Website and app data records:
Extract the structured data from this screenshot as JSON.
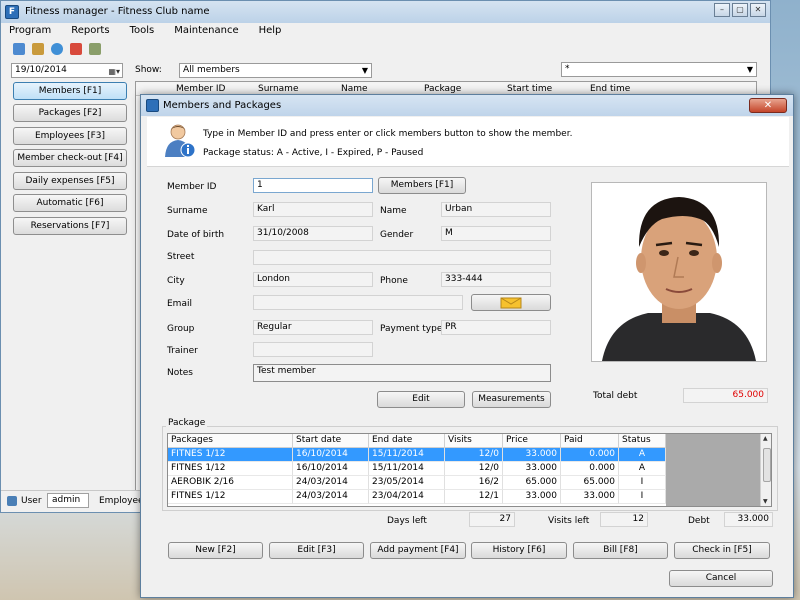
{
  "main_window": {
    "title": "Fitness manager - Fitness Club name",
    "window_buttons": [
      "–",
      "▢",
      "✕"
    ],
    "menu": [
      "Program",
      "Reports",
      "Tools",
      "Maintenance",
      "Help"
    ],
    "date": "19/10/2014",
    "show_label": "Show:",
    "show_value": "All members",
    "right_select_value": "*",
    "side_buttons": [
      "Members  [F1]",
      "Packages  [F2]",
      "Employees  [F3]",
      "Member check-out [F4]",
      "Daily expenses  [F5]",
      "Automatic  [F6]",
      "Reservations [F7]"
    ],
    "table_headers": [
      "Member ID",
      "Surname",
      "Name",
      "Package",
      "Start time",
      "End time"
    ],
    "status_user_label": "User",
    "status_user_value": "admin",
    "status_employee_label": "Employee"
  },
  "dialog": {
    "title": "Members and Packages",
    "close": "✕",
    "info_line1": "Type in Member ID and press enter or click members button to show the member.",
    "info_line2": "Package status: A - Active, I - Expired, P - Paused",
    "labels": {
      "member_id": "Member ID",
      "surname": "Surname",
      "name": "Name",
      "dob": "Date of birth",
      "gender": "Gender",
      "street": "Street",
      "city": "City",
      "phone": "Phone",
      "email": "Email",
      "group": "Group",
      "payment_type": "Payment  type",
      "trainer": "Trainer",
      "notes": "Notes",
      "total_debt": "Total debt",
      "package_group": "Package",
      "days_left": "Days left",
      "visits_left": "Visits left",
      "debt": "Debt"
    },
    "values": {
      "member_id": "1",
      "surname": "Karl",
      "name": "Urban",
      "dob": "31/10/2008",
      "gender": "M",
      "street": "",
      "city": "London",
      "phone": "333-444",
      "email": "",
      "group": "Regular",
      "payment_type": "PR",
      "trainer": "",
      "notes": "Test member",
      "total_debt": "65.000",
      "days_left": "27",
      "visits_left": "12",
      "debt": "33.000"
    },
    "buttons": {
      "members": "Members  [F1]",
      "edit": "Edit",
      "measurements": "Measurements",
      "new": "New [F2]",
      "edit_f3": "Edit  [F3]",
      "add_payment": "Add payment [F4]",
      "history": "History [F6]",
      "bill": "Bill [F8]",
      "check_in": "Check in [F5]",
      "cancel": "Cancel"
    },
    "packages_table": {
      "headers": [
        "Packages",
        "Start date",
        "End date",
        "Visits",
        "Price",
        "Paid",
        "Status"
      ],
      "rows": [
        [
          "FITNES 1/12",
          "16/10/2014",
          "15/11/2014",
          "12/0",
          "33.000",
          "0.000",
          "A"
        ],
        [
          "FITNES 1/12",
          "16/10/2014",
          "15/11/2014",
          "12/0",
          "33.000",
          "0.000",
          "A"
        ],
        [
          "AEROBIK 2/16",
          "24/03/2014",
          "23/05/2014",
          "16/2",
          "65.000",
          "65.000",
          "I"
        ],
        [
          "FITNES 1/12",
          "24/03/2014",
          "23/04/2014",
          "12/1",
          "33.000",
          "33.000",
          "I"
        ]
      ],
      "selected_row": 0
    },
    "colors": {
      "debt_value": "#e00000",
      "selection": "#3399ff"
    }
  }
}
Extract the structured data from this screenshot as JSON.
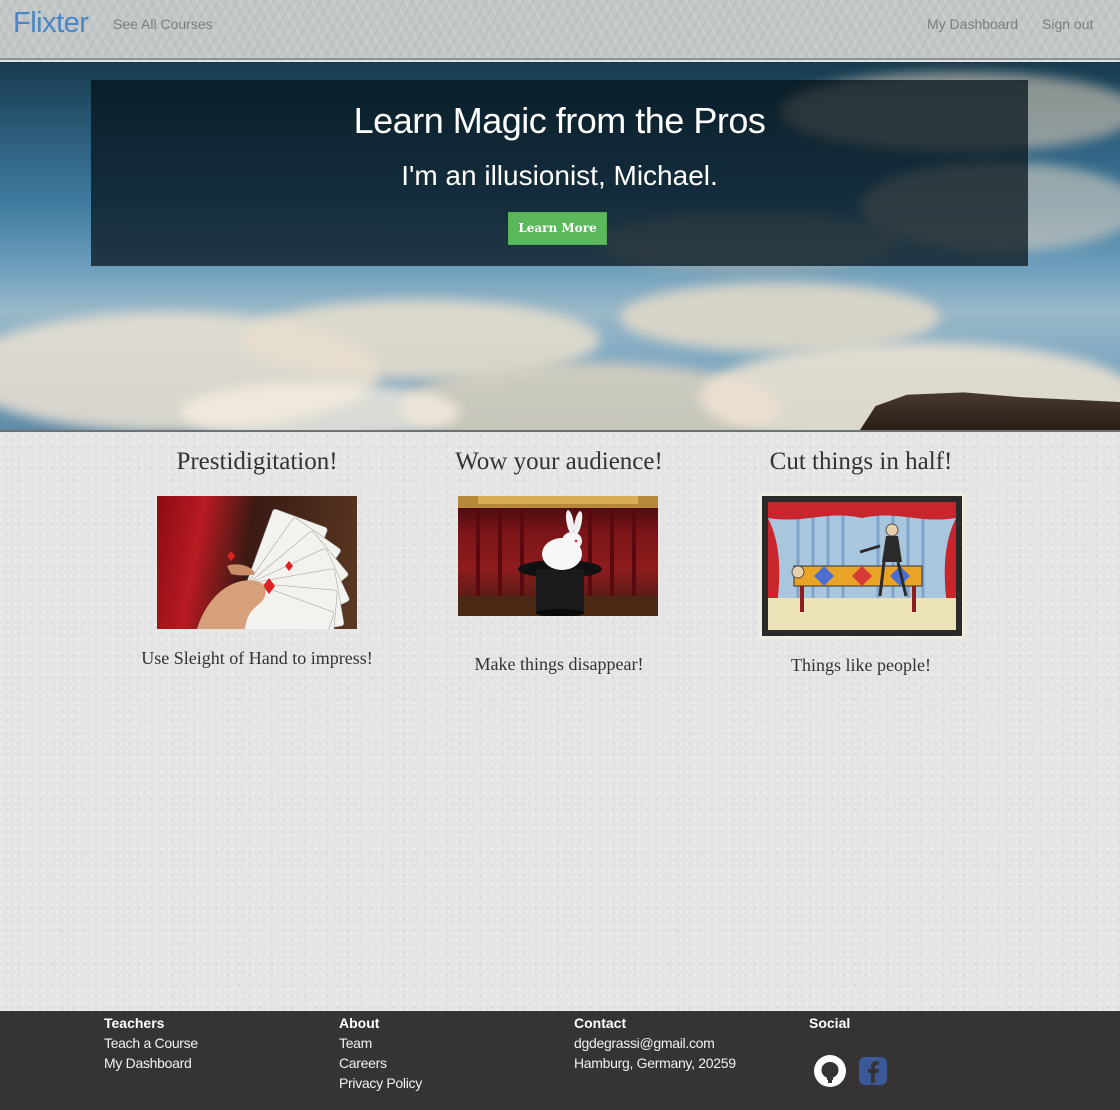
{
  "navbar": {
    "brand": "Flixter",
    "see_all_courses": "See All Courses",
    "my_dashboard": "My Dashboard",
    "sign_out": "Sign out"
  },
  "hero": {
    "title": "Learn Magic from the Pros",
    "subtitle": "I'm an illusionist, Michael.",
    "button_label": "Learn More"
  },
  "features": [
    {
      "heading": "Prestidigitation!",
      "caption": "Use Sleight of Hand to impress!",
      "image_icon": "playing-cards-image"
    },
    {
      "heading": "Wow your audience!",
      "caption": "Make things disappear!",
      "image_icon": "rabbit-in-hat-image"
    },
    {
      "heading": "Cut things in half!",
      "caption": "Things like people!",
      "image_icon": "saw-in-half-illustration"
    }
  ],
  "footer": {
    "teachers": {
      "heading": "Teachers",
      "links": [
        "Teach a Course",
        "My Dashboard"
      ]
    },
    "about": {
      "heading": "About",
      "links": [
        "Team",
        "Careers",
        "Privacy Policy"
      ]
    },
    "contact": {
      "heading": "Contact",
      "lines": [
        "dgdegrassi@gmail.com",
        "Hamburg, Germany, 20259"
      ]
    },
    "social": {
      "heading": "Social",
      "icons": [
        "github-icon",
        "facebook-icon"
      ]
    }
  },
  "colors": {
    "brand": "#4a86c5",
    "button": "#5cb85c",
    "footer_bg": "#353333",
    "facebook": "#3b5998"
  }
}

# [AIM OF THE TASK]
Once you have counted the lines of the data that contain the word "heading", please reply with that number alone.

# [TASK OUTPUT]
7